Data records for software interfaces
================
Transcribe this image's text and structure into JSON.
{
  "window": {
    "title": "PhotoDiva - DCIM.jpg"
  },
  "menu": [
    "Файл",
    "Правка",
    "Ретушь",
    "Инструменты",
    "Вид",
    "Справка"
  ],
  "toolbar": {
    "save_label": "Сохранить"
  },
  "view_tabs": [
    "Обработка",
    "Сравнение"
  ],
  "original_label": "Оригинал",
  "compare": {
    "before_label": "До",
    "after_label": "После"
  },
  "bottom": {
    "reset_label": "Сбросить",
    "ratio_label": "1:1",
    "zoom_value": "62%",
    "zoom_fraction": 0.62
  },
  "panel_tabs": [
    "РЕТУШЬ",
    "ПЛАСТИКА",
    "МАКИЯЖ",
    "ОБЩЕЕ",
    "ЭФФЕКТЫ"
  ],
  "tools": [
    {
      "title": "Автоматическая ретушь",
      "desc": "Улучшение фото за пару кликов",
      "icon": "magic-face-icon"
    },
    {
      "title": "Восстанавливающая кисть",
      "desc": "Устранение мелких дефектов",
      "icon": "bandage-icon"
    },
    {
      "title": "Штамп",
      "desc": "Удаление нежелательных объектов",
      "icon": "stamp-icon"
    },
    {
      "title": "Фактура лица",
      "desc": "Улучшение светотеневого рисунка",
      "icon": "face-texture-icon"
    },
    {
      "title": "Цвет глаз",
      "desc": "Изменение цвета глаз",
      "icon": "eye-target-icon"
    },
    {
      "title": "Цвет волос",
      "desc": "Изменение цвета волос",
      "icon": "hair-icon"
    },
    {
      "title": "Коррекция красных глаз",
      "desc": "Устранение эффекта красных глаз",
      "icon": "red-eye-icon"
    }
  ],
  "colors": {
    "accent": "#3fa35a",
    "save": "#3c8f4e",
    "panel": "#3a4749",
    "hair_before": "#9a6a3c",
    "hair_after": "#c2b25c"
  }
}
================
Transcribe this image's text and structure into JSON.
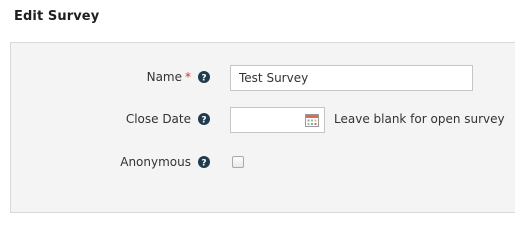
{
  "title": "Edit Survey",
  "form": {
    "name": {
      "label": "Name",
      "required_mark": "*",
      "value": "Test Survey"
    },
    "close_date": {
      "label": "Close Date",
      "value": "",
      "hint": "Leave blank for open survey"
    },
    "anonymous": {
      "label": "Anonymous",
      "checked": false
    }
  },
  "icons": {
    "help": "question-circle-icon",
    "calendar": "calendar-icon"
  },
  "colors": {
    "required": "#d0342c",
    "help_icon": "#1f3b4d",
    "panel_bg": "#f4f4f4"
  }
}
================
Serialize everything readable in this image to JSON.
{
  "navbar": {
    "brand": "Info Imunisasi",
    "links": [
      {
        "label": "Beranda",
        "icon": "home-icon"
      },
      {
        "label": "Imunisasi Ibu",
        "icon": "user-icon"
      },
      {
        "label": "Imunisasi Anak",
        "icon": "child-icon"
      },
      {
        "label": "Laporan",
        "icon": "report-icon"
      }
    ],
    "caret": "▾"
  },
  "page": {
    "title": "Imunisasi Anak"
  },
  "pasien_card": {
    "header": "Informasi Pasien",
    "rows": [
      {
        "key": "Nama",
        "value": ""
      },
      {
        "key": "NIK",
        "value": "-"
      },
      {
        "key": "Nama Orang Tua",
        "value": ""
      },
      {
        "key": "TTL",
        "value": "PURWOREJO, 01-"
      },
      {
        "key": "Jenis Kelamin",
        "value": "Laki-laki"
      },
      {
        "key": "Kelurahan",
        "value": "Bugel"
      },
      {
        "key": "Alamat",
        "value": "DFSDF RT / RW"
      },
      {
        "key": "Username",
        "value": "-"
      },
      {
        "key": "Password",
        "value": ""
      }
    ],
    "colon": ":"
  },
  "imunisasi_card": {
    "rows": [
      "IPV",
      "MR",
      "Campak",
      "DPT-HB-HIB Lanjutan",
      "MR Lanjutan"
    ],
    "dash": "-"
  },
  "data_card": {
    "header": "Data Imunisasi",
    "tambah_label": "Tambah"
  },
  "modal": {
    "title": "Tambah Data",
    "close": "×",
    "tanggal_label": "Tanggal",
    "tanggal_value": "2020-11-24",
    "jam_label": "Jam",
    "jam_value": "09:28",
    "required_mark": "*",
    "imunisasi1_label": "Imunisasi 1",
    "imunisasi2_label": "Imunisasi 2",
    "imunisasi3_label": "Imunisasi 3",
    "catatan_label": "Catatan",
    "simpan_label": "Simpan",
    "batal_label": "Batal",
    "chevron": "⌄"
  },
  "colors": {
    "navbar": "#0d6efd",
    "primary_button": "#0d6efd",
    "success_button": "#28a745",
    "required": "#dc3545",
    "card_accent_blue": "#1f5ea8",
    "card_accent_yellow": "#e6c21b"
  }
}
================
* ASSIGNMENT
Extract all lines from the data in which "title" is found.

* OUTPUT
    "title": "PhotoDiva - DCIM.jpg"
      "title": "Автоматическая ретушь",
      "title": "Восстанавливающая кисть",
      "title": "Штамп",
      "title": "Фактура лица",
      "title": "Цвет глаз",
      "title": "Цвет волос",
      "title": "Коррекция красных глаз",
  "title": "Edit Survey",
    "title": "Imunisasi Anak"
    "title": "Tambah Data",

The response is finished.